What is required
From the first line to the last, retype the records exactly and skip the pictures.

Segment Start: Information shown

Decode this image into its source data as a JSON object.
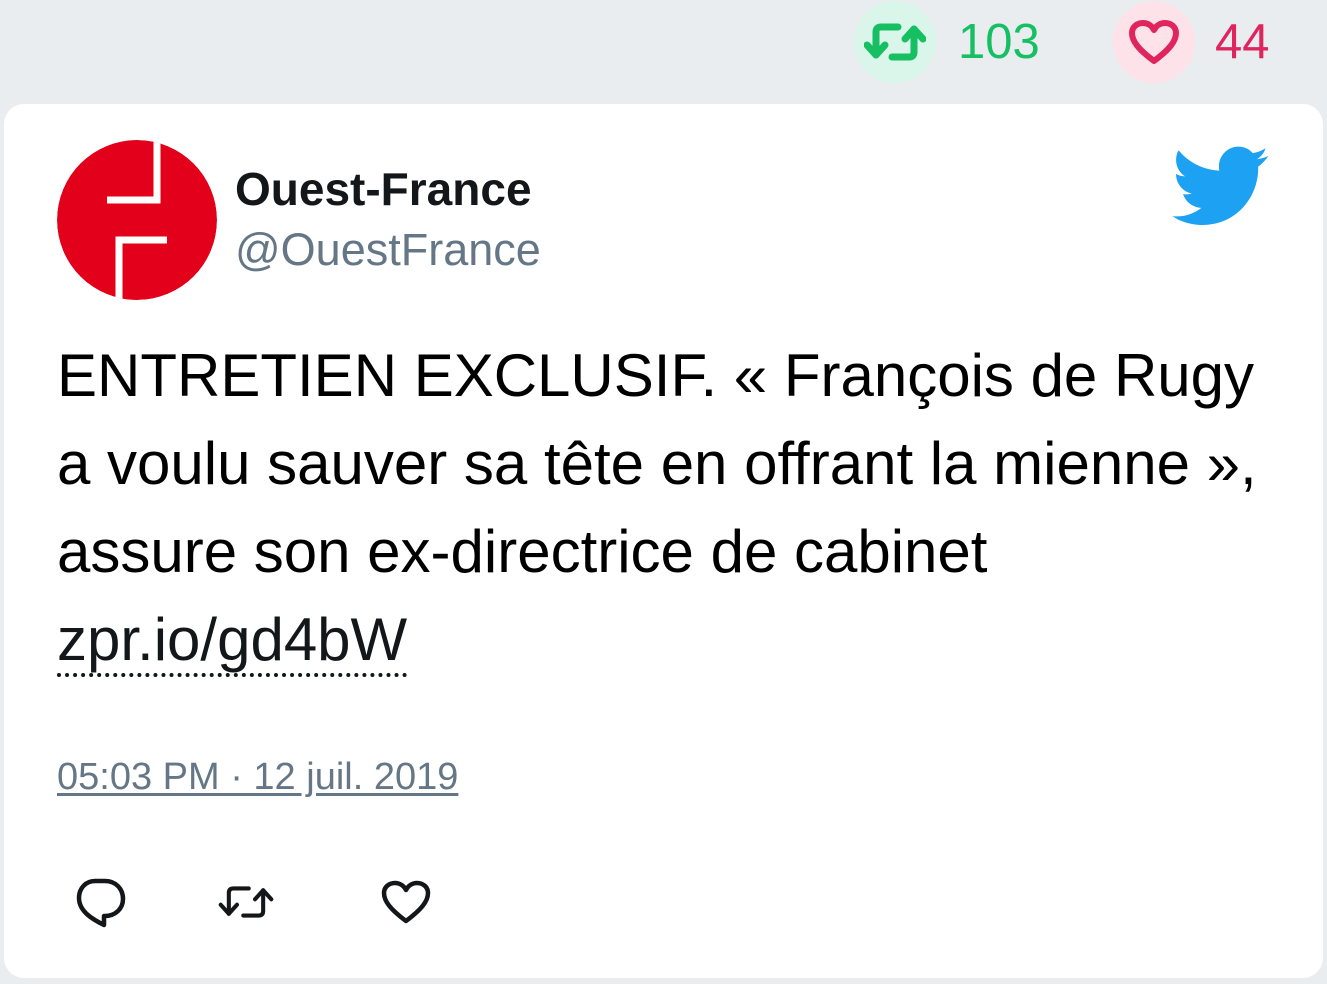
{
  "stats": {
    "retweet_count": "103",
    "like_count": "44",
    "retweet_color": "#17bf63",
    "like_color": "#e0245e",
    "retweet_icon": "retweet-icon",
    "like_icon": "heart-icon"
  },
  "tweet": {
    "author_name": "Ouest-France",
    "author_handle": "@OuestFrance",
    "avatar_icon": "ouest-france-logo",
    "brand_icon": "twitter-bird-icon",
    "brand_color": "#1da1f2",
    "text_before_link": "ENTRETIEN EXCLUSIF. « François de Rugy a voulu sauver sa tête en offrant la mienne », assure son ex-directrice de cabinet ",
    "link_text": "zpr.io/gd4bW",
    "timestamp": "05:03 PM · 12 juil. 2019"
  },
  "actions": {
    "reply_icon": "reply-icon",
    "retweet_icon": "retweet-icon",
    "like_icon": "heart-icon"
  }
}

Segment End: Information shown

Your solution
Decode this image into its source data as a JSON object.
{
  "stats": {
    "retweet_count": "103",
    "like_count": "44",
    "retweet_color": "#17bf63",
    "like_color": "#e0245e",
    "retweet_icon": "retweet-icon",
    "like_icon": "heart-icon"
  },
  "tweet": {
    "author_name": "Ouest-France",
    "author_handle": "@OuestFrance",
    "avatar_icon": "ouest-france-logo",
    "brand_icon": "twitter-bird-icon",
    "brand_color": "#1da1f2",
    "text_before_link": "ENTRETIEN EXCLUSIF. « François de Rugy a voulu sauver sa tête en offrant la mienne », assure son ex-directrice de cabinet ",
    "link_text": "zpr.io/gd4bW",
    "timestamp": "05:03 PM · 12 juil. 2019"
  },
  "actions": {
    "reply_icon": "reply-icon",
    "retweet_icon": "retweet-icon",
    "like_icon": "heart-icon"
  }
}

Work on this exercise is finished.